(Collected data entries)
========================================================================
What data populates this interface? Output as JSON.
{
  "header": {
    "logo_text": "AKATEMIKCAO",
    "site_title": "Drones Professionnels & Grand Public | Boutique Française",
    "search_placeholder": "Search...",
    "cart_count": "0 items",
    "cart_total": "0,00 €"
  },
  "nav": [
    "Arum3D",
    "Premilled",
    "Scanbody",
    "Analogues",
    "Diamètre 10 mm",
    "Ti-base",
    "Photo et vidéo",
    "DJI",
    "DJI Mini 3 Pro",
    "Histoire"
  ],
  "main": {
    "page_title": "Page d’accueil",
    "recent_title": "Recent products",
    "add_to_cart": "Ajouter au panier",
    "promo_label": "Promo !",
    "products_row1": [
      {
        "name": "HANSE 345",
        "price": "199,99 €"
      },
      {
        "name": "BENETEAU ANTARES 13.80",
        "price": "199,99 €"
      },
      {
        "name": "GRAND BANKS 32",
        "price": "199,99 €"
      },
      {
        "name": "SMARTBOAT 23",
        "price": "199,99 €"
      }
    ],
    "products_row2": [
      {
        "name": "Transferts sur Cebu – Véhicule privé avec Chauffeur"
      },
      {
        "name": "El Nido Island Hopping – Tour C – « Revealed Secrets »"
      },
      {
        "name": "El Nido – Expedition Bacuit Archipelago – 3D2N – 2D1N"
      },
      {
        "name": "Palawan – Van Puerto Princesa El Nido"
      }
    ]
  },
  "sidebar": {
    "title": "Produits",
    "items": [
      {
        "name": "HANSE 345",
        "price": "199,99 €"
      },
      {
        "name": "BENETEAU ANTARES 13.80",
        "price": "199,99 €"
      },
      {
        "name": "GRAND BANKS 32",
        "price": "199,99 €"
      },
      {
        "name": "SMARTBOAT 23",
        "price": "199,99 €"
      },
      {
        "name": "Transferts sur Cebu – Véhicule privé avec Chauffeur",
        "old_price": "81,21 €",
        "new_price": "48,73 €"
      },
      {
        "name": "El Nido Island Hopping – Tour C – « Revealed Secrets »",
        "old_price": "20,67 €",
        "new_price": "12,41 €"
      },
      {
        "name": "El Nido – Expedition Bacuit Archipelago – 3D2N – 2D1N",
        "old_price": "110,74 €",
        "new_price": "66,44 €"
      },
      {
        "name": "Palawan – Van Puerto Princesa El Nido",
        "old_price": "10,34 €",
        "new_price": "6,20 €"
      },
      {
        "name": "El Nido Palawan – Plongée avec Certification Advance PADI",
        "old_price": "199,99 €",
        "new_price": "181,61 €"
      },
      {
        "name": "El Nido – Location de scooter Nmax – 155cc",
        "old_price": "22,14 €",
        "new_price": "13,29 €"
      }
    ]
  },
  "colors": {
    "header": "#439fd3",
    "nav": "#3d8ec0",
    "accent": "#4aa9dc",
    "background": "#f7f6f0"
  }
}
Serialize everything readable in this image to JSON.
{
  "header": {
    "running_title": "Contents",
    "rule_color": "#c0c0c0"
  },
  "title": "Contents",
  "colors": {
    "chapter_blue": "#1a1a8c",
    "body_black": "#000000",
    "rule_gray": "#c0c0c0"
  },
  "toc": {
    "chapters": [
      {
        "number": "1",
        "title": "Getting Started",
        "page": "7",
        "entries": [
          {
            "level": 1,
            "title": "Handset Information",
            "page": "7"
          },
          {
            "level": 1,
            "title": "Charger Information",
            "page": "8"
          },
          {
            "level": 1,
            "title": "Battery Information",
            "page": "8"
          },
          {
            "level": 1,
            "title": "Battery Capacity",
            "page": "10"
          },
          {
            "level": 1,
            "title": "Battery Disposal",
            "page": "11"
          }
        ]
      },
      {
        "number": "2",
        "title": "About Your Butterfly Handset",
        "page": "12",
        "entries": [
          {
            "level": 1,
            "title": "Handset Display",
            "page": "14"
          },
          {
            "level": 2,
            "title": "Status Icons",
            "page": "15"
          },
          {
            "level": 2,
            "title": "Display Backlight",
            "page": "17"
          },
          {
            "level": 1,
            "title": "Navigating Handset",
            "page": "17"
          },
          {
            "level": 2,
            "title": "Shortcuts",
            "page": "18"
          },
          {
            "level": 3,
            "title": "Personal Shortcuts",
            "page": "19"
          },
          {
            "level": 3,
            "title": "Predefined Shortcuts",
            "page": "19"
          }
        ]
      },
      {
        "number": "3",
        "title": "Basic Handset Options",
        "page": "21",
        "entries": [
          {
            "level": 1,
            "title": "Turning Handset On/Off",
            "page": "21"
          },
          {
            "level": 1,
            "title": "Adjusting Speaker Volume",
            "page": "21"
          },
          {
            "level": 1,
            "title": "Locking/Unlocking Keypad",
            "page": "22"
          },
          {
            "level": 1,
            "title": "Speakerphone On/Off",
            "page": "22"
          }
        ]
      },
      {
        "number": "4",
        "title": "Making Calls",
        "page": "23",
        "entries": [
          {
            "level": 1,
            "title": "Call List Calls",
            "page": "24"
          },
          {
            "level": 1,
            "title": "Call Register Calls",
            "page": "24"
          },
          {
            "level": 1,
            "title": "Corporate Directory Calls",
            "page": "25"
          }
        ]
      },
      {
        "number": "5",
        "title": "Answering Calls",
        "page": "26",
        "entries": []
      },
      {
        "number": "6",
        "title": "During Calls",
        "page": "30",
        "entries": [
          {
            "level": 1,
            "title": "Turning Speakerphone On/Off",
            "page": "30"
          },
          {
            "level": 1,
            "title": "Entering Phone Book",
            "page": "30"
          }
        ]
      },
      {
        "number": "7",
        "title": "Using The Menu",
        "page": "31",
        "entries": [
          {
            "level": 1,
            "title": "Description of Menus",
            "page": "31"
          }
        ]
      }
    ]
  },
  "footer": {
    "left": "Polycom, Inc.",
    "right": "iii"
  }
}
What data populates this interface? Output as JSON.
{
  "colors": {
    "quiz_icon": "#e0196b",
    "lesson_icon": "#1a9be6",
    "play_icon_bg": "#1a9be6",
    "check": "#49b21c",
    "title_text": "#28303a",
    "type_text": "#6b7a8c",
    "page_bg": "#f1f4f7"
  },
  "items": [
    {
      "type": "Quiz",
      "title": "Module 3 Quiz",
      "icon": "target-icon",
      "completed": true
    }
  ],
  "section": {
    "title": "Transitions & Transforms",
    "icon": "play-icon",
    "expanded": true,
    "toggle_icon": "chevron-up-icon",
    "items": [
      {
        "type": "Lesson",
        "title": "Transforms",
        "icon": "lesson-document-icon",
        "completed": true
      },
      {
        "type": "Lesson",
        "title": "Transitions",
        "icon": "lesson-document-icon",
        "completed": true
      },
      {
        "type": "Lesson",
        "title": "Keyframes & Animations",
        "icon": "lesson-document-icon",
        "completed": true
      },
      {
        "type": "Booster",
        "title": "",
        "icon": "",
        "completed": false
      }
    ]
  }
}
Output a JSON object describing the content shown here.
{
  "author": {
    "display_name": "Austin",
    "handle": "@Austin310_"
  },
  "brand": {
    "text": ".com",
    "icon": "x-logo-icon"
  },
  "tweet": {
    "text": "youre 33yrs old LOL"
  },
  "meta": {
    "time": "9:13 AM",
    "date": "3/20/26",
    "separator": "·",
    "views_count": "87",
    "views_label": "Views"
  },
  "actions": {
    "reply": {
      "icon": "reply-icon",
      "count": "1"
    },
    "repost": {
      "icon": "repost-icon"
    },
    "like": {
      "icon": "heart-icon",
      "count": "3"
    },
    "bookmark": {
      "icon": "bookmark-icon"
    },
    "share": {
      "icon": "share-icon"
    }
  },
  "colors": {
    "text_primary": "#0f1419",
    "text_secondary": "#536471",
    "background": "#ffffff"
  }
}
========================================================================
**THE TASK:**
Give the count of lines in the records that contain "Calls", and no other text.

**WORKED SOLUTION:**
6